Women and Walmart - What the Supreme Court Decision Really Means

There's a lot of confusion about the upcoming Walmart v Dukes Supreme Court decision.

The biggest confusion of all is that this is not a decision regarding whether there was or wasn't discrimination against the women of Walmart, when the case was first brought forward by six female Walmart employees.

And that's a very different subject.

Because now we're talking about big business.  Giant sized business.  The biggest businesses of them all.

Which is why twenty companies - all with the same size and scope issues as Walmart - have written in support of Walmart's position.  And why the US Chamber of Commerce is arguing on Walmart's side as well.

Part of Walmart's legal argument is that they have policies against discrimination and, because of that, the corporation can't be held responsible for decisions made at the store level.  Those are local decisions.  Not corporate.

After all, with over 4400 stores and over 1.4 million employees in the US, alone, how could they ensure that such actions would not exist or occur?

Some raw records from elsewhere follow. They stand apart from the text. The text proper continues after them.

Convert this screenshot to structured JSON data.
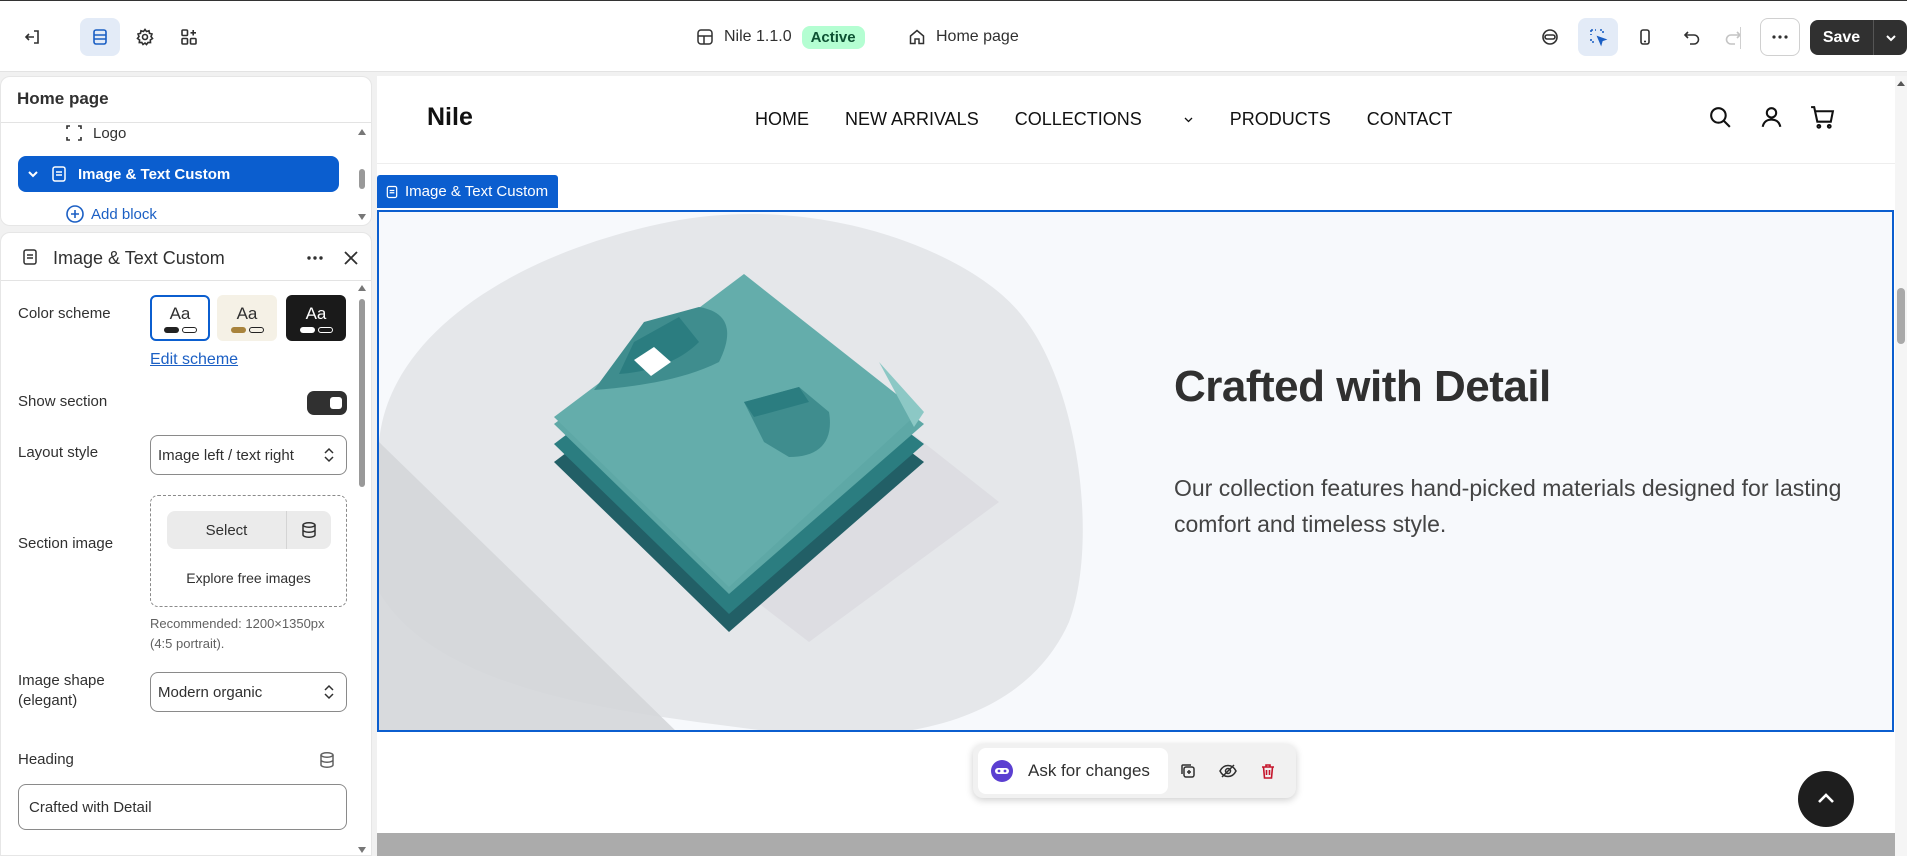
{
  "topbar": {
    "theme_name": "Nile 1.1.0",
    "status": "Active",
    "page": "Home page",
    "save_label": "Save"
  },
  "tree": {
    "title": "Home page",
    "items": [
      {
        "label": "Logo",
        "icon": "dashed-square-icon"
      },
      {
        "label": "Image & Text Custom",
        "icon": "section-icon",
        "selected": true
      }
    ],
    "add_block": "Add block"
  },
  "settings": {
    "title": "Image & Text Custom",
    "color_scheme_label": "Color scheme",
    "swatches": [
      "Aa",
      "Aa",
      "Aa"
    ],
    "edit_scheme": "Edit scheme",
    "show_section_label": "Show section",
    "show_section_on": true,
    "layout_style_label": "Layout style",
    "layout_style_value": "Image left / text right",
    "section_image_label": "Section image",
    "select_label": "Select",
    "explore_label": "Explore free images",
    "recommended_line1": "Recommended: 1200×1350px",
    "recommended_line2": "(4:5 portrait).",
    "image_shape_label": "Image shape",
    "image_shape_label2": "(elegant)",
    "image_shape_value": "Modern organic",
    "heading_label": "Heading",
    "heading_value": "Crafted with Detail"
  },
  "store": {
    "logo": "Nile",
    "nav": [
      "HOME",
      "NEW ARRIVALS",
      "COLLECTIONS",
      "PRODUCTS",
      "CONTACT"
    ],
    "section_tag": "Image & Text Custom",
    "heading": "Crafted with Detail",
    "body": "Our collection features hand-picked materials designed for lasting comfort and timeless style."
  },
  "floater": {
    "ask_label": "Ask for changes"
  },
  "colors": {
    "accent": "#0b5ecf",
    "active_badge": "#b4fed2",
    "shirt": "#5ea8a6",
    "dark": "#303030"
  }
}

Which makes it worth noting that Walmart isn't saying that bad decisions haven't been made or that discrimination hasn't possibly occurred.  Just that it's out of their control.

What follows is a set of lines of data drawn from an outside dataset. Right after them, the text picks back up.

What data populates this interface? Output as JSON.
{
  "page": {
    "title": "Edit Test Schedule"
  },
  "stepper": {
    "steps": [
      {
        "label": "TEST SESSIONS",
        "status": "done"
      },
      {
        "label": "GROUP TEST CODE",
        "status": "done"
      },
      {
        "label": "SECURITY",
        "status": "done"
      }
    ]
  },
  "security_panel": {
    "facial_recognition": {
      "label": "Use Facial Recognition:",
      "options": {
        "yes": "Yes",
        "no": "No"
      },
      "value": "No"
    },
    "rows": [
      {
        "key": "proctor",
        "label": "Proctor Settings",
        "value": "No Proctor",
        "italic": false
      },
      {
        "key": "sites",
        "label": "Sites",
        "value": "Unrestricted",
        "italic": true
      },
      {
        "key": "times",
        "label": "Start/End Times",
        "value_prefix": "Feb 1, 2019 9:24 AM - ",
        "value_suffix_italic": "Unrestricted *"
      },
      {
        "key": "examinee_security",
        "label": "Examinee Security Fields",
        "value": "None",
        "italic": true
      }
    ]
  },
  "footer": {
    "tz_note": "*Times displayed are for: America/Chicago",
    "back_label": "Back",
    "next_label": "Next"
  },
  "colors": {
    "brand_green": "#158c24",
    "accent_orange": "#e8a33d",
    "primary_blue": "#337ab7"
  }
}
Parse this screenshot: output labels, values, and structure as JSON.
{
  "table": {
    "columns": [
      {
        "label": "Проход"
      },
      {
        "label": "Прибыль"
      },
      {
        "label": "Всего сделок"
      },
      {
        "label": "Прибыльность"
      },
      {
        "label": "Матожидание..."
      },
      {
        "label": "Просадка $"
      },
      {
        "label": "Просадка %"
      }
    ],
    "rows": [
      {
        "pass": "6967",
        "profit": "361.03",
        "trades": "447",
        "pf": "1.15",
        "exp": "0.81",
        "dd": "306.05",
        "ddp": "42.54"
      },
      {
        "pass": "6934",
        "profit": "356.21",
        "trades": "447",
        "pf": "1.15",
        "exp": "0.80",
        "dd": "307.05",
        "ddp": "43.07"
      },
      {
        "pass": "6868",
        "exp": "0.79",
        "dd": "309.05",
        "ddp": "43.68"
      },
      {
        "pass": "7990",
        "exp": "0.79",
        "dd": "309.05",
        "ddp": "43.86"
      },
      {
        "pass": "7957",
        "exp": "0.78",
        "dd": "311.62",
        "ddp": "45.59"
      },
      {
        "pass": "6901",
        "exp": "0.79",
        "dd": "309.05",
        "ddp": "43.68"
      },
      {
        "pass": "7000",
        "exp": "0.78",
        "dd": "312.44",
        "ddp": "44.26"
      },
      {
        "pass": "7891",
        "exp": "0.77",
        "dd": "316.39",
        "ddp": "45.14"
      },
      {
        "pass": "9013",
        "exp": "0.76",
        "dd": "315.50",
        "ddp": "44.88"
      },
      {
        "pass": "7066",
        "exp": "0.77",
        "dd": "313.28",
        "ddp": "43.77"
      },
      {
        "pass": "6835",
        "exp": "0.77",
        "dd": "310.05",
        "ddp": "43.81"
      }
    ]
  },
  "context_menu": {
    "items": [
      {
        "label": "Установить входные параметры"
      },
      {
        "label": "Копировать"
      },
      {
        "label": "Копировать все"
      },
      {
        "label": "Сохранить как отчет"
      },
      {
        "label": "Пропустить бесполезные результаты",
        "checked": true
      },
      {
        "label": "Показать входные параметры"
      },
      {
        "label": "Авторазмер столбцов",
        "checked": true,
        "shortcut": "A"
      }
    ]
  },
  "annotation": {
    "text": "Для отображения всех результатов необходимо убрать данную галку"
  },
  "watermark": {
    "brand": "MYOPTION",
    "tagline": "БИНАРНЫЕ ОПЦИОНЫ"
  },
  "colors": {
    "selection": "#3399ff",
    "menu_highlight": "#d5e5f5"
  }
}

On the other hand, you have the plaintiffs.  It started with one woman, Betty Dukes, who was then joined by five others - who have now grown to represent a class of women in the hundreds of thousands who claim that they have been discriminated against based on their gender.  Since 1998.

Their argument is that the company systemically pays women less than men, gives them smaller raises and offers fewer opportunities for promotion. Unfortunately for Walmart, their own numbers tend to support that argument as the proportion of women in management drops substantially the higher up in the organization one looks.

If the case goes forward, the costs to Walmart will be in the billions.  That's even if, as is usually the case in class actions, it is settled out of court.

It also almost inevitably opens the door to other like-sized class actions against other employers.

So, even though this is about a point of law, it's worth going back to where this began.

Walmart is, evidently, discriminating against its employees.  Whether systemically or not, the fact is, it's happening.  And, for a company that was founded on the principals of and prides itself on the world-class systems that other organizations worldwide have adopted, it's a bit difficult to argue that in this one arena, there are no monitoring or enforcement systems in place.

Whatever the ruling, it will be landmark.  More immediately, though, what are you doing in your organization to ensure that you have the doors open to all the talent available...no matter the gender? 

(Originally published on Technorati.)